:: Record set

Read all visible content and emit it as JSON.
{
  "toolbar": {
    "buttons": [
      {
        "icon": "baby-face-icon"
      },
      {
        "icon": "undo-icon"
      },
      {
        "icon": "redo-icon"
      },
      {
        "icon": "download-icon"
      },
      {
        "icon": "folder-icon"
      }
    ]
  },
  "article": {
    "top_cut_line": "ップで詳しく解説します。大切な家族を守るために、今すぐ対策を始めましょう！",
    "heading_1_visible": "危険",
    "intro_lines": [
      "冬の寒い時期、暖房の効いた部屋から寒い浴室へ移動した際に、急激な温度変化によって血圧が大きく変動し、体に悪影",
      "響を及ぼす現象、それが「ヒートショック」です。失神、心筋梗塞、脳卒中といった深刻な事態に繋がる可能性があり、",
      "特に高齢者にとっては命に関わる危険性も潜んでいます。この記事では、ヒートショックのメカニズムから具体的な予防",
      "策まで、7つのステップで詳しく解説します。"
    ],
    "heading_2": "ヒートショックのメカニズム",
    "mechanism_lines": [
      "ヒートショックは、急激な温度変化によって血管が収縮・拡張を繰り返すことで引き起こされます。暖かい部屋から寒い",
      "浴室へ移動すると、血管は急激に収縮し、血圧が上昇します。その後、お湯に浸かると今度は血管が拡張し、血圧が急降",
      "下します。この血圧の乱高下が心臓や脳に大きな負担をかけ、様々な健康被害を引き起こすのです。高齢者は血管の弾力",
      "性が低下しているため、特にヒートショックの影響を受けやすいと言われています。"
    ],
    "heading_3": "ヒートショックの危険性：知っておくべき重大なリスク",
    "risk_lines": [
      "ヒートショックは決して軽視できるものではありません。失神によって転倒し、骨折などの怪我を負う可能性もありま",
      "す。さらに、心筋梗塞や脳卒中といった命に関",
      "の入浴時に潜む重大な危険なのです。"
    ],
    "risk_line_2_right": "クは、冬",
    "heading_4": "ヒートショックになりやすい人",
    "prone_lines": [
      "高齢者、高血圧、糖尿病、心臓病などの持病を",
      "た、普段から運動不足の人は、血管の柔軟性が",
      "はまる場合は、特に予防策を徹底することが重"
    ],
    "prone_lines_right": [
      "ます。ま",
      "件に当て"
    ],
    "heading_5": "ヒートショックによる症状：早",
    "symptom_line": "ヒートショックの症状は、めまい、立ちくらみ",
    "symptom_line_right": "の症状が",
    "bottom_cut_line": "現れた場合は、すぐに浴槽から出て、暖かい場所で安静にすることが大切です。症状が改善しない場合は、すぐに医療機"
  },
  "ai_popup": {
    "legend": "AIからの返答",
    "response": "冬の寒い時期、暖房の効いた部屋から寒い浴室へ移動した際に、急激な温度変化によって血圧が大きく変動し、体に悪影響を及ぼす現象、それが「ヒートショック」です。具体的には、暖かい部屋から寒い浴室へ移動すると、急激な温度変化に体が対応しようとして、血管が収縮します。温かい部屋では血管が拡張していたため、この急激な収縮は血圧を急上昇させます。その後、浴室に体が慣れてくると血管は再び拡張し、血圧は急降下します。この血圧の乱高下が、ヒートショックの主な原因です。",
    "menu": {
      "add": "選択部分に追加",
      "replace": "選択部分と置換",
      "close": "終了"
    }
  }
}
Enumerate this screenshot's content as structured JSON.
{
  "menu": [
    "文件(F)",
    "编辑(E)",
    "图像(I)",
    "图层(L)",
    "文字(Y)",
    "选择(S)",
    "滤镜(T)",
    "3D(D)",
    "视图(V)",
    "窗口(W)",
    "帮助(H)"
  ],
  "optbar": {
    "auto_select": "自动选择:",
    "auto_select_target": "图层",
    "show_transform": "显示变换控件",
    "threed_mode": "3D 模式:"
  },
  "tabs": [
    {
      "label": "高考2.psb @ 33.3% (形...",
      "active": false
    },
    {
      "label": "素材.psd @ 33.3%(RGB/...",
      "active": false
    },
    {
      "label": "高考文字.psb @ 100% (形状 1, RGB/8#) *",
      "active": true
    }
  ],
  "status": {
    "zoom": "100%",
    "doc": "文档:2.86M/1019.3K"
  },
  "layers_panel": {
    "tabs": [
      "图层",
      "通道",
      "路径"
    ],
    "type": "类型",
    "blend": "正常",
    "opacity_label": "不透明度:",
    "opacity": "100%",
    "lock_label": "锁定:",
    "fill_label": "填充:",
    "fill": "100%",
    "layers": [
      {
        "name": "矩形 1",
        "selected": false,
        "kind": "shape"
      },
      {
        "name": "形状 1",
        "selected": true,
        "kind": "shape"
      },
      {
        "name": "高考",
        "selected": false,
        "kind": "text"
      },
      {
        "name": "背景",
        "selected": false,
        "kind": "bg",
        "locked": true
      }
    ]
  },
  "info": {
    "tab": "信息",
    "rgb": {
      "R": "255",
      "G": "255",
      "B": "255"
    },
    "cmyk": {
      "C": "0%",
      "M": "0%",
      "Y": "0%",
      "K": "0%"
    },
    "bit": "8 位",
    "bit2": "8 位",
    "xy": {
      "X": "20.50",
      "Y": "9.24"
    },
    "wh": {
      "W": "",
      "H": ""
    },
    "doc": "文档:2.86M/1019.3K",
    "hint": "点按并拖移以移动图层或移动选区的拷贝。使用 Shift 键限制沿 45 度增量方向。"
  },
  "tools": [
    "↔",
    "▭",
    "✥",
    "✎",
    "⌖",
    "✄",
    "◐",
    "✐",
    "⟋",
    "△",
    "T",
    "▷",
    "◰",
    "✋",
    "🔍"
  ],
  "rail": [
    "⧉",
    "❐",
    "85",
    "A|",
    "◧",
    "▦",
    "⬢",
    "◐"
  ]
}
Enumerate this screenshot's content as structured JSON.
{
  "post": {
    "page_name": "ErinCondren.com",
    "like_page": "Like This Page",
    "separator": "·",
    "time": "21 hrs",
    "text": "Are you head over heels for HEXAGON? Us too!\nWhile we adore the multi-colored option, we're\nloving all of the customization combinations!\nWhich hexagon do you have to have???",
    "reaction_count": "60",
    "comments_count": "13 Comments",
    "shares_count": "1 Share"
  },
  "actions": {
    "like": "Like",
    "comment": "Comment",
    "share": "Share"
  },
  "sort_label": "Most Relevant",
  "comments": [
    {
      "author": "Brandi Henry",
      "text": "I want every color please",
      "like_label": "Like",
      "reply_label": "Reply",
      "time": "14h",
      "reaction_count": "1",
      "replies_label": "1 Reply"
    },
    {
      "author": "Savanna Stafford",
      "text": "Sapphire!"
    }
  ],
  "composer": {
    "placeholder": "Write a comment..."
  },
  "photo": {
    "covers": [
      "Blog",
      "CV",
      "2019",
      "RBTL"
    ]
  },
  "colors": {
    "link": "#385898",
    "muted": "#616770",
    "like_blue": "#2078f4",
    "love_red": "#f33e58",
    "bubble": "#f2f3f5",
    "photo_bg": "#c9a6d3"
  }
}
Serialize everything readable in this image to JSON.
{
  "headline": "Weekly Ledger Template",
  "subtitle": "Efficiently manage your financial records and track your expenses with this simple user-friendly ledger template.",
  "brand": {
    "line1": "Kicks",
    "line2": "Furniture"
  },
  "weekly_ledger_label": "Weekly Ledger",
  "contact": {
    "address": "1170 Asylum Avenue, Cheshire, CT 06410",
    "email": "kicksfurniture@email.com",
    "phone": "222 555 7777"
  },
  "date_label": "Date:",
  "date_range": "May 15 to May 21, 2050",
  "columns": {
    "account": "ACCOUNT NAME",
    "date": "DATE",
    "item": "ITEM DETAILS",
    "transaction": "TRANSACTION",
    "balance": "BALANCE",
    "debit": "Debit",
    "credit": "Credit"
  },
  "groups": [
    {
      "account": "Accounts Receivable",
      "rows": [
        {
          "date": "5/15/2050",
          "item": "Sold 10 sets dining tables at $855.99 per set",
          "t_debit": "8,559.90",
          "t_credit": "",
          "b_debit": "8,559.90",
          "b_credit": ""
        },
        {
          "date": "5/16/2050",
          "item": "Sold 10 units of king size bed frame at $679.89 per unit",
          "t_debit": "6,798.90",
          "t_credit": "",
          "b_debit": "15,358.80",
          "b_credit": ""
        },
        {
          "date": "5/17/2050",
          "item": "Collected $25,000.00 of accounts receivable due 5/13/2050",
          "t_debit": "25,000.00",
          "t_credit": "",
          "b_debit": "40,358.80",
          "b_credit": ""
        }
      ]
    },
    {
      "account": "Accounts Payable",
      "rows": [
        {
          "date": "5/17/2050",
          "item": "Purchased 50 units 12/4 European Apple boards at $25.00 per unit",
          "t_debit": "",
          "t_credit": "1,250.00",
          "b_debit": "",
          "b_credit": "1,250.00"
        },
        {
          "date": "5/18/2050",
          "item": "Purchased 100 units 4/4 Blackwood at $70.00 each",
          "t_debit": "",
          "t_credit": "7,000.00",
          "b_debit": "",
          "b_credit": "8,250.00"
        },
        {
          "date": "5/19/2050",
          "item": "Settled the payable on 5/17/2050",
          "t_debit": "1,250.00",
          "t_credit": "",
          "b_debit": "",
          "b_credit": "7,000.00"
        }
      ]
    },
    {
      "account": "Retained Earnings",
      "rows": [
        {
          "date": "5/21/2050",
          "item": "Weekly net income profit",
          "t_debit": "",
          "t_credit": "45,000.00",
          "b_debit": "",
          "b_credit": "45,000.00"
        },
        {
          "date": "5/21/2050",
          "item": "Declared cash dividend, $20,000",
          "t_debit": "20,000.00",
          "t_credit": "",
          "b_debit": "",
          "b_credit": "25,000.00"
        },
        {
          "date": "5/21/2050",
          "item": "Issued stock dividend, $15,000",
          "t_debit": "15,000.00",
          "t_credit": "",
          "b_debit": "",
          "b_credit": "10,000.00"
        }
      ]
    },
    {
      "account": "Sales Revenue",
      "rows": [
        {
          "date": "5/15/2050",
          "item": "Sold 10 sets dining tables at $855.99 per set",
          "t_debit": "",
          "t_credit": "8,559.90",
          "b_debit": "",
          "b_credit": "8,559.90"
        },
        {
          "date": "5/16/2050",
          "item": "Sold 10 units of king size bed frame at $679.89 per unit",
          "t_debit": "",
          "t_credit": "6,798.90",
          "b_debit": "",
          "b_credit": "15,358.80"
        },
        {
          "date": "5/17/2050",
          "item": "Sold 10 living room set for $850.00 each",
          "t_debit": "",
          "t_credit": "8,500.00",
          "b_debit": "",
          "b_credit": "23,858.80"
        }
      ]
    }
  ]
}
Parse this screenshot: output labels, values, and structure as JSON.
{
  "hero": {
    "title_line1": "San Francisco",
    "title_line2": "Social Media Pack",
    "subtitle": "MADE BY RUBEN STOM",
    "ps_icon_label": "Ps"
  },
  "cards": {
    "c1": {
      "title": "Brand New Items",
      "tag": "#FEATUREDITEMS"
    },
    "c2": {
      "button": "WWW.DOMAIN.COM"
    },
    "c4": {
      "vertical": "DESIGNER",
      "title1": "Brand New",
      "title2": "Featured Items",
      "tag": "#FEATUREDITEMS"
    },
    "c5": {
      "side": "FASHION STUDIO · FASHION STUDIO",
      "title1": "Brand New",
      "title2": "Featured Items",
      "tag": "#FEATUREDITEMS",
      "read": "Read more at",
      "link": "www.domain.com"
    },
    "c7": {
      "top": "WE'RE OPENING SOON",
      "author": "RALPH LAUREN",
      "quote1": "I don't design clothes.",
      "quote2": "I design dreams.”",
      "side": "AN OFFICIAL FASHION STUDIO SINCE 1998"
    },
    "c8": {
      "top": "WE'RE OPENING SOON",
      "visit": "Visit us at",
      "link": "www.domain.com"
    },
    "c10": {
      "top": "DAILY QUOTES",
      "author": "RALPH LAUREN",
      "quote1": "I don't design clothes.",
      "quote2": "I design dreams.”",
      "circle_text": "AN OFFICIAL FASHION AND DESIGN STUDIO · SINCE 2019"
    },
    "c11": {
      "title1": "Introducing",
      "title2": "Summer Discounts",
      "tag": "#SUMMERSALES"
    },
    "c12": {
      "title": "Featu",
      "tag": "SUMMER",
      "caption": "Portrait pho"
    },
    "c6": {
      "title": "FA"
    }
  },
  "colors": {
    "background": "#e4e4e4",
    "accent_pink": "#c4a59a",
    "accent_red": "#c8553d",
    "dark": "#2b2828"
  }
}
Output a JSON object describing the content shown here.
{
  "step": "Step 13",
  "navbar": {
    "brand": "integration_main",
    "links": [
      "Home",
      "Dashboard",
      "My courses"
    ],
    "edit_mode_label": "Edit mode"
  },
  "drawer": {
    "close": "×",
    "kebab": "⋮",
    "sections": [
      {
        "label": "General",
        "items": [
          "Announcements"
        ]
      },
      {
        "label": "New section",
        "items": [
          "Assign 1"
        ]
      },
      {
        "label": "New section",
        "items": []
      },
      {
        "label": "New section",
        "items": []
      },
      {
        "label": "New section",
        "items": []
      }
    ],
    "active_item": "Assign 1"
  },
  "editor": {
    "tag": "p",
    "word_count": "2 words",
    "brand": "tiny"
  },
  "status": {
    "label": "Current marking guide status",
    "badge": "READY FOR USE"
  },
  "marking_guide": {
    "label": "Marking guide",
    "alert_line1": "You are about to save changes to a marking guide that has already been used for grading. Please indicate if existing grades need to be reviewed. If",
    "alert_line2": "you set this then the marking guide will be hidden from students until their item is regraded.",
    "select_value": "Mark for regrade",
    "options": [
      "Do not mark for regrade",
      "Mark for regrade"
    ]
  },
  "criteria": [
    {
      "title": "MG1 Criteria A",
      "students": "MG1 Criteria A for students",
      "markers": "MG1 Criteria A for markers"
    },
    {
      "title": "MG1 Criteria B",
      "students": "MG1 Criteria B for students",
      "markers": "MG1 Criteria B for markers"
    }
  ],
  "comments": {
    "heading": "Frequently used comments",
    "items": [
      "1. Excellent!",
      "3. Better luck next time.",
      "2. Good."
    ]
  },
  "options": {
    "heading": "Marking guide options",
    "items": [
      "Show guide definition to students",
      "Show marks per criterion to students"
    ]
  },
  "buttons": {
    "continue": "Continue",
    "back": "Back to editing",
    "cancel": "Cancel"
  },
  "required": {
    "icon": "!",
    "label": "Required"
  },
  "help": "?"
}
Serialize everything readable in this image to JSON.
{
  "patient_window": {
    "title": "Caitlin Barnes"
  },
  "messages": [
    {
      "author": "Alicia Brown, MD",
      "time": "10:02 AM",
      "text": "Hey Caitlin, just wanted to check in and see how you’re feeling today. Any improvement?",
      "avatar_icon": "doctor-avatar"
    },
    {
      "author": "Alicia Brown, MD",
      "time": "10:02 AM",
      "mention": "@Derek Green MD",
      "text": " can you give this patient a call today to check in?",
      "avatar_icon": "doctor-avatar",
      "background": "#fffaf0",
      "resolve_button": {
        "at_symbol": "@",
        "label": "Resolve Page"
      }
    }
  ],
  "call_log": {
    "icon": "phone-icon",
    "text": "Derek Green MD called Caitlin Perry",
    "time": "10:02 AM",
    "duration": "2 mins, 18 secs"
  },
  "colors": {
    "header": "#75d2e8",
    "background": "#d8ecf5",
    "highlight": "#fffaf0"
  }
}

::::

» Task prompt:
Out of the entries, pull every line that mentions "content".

» Solution to the problem:
Read all visible content and emit it as JSON.
Enumerate this screenshot's content as structured JSON.
Enumerate this screenshot's content as structured JSON.
Output a JSON object describing the content shown here.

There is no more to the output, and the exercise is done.